And, you notice that in the Execute function, we fill in the actual data for those parameters. Because we're using the PDO driver and PHP, this gets very easy to support the different databases. The only little quirk here is for Postgres. We need to specify a sequence table for getting the last inserted ID. When you insert a row into the table, these tables have the automatic ID feature set up in the various database engines and so.
You still need to get that new id for the new record. The last insert id function in the pdo driver will get you that id which you can then use to display stuff and to then find that record in the database. Postgres just requires that you specify the sequence for it. I just have to select out for Postgres for that one. The same with Insert Track. You'll see the same, I call it a kludge. It's really just a different way of handling it. And other than that, this function is pretty much the same.
I have the SQL here. I have the placeholders, and I fill in the data in the Execute function. Update is even simpler. Again the SQL is the same for the different database engines. And these place holders are used, and all of this works the same in the different database engines. So Update Album, Update Track, those are very straightforward, and likewise with Delete Album, and Delete Track. Here I want to make sure that I'm deleting the tracks before the album so that I don't get widowed tracks without an album, and deleting individual tracks is as simple as sending that delete statement to the SQL engine.

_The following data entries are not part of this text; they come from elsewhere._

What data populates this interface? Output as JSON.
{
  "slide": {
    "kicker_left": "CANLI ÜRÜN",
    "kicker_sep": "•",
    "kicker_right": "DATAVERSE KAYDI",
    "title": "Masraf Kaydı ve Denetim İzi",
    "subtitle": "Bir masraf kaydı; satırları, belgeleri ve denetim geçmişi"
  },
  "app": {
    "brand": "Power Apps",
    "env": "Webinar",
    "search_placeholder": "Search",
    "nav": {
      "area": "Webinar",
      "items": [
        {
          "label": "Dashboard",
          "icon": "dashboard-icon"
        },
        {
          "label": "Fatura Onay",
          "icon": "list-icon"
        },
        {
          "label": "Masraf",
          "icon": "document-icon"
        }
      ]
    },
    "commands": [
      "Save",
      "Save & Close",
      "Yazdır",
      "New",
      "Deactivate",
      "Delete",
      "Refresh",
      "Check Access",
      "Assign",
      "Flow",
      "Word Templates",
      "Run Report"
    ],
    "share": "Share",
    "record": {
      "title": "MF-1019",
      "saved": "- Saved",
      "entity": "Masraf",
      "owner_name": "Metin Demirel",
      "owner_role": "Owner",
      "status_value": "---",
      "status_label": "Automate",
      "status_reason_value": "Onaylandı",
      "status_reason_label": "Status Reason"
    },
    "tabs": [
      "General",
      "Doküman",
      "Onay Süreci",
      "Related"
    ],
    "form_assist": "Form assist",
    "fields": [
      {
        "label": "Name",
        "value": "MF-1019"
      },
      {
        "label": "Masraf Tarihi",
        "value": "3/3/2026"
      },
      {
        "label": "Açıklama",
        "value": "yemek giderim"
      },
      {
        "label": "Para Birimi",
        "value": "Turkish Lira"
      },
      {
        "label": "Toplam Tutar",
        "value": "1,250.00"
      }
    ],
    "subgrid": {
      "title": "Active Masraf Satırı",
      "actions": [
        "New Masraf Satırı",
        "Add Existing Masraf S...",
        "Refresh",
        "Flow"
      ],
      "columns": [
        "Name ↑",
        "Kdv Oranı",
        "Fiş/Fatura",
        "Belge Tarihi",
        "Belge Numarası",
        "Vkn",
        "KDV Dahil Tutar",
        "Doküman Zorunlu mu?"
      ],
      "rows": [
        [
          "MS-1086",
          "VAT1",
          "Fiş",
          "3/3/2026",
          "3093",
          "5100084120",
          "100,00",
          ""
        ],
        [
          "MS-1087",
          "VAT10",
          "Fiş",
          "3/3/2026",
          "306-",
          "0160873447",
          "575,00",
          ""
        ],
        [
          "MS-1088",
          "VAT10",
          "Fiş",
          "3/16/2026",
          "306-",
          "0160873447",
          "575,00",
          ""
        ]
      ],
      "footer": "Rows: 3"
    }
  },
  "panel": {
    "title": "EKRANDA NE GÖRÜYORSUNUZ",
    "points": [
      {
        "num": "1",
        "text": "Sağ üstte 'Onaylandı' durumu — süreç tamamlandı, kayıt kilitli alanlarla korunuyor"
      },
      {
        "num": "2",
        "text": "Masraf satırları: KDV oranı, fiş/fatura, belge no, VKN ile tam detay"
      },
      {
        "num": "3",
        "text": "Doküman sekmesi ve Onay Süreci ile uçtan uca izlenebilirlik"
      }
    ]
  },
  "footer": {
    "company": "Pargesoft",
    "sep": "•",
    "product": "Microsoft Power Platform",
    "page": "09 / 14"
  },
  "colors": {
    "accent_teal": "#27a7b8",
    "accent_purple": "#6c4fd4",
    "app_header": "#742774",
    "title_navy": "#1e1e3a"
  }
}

The CRUD application is very simple. And writing a CRUD application is a great way to learn about database operations. I suggest you write your own. Or feel free to use this application as a starting place for your own applications, or as a basis for further experimenting and learning about SQL relational databases or database applications in general.
- Understanding SQL terminology and syntax
- Creating new tables and records
- Inserting and updating data
- Writing basic SQL queries
- Sorting and filtering
- Accessing related tables with JOIN
- Working with strings
- Finding the numeric type of a value
- Using aggregate functions and transactions
- Updating a table with triggers
- Creating views
Skill Level Beginner
Q: For Mac OS X: When I try to start the Apache Web Server from the XAMPP control panel, it doesn't start, and when I open "localhost" in my web browser, I see a white screen that says "It Works!" instead of the XAMPP page.
sudo apachectl stop
Q: I'm on a Mac, and I get an error in SID that says "attempt to write a read only database." How can I fix this?
A: This usually means that the database folder does not have sufficient permissions for writing by the web user. This can happen if you create the SQL folder new, rather than copying it from the Exercise Files. Here's how to fix this:
- Open a Finder window and Navigate to /Applications/XAMPP/htdocs/SQL
- Control-click on the SQL folder and select "Get Info" from the context menu.
- Under "Sharing and Permissions" (you may need to open the disclosure triangle), in the "everyone" row, select "Read & Write."Then you can close the Info window.
- Now repeat the process for the three *.db files inside the folder.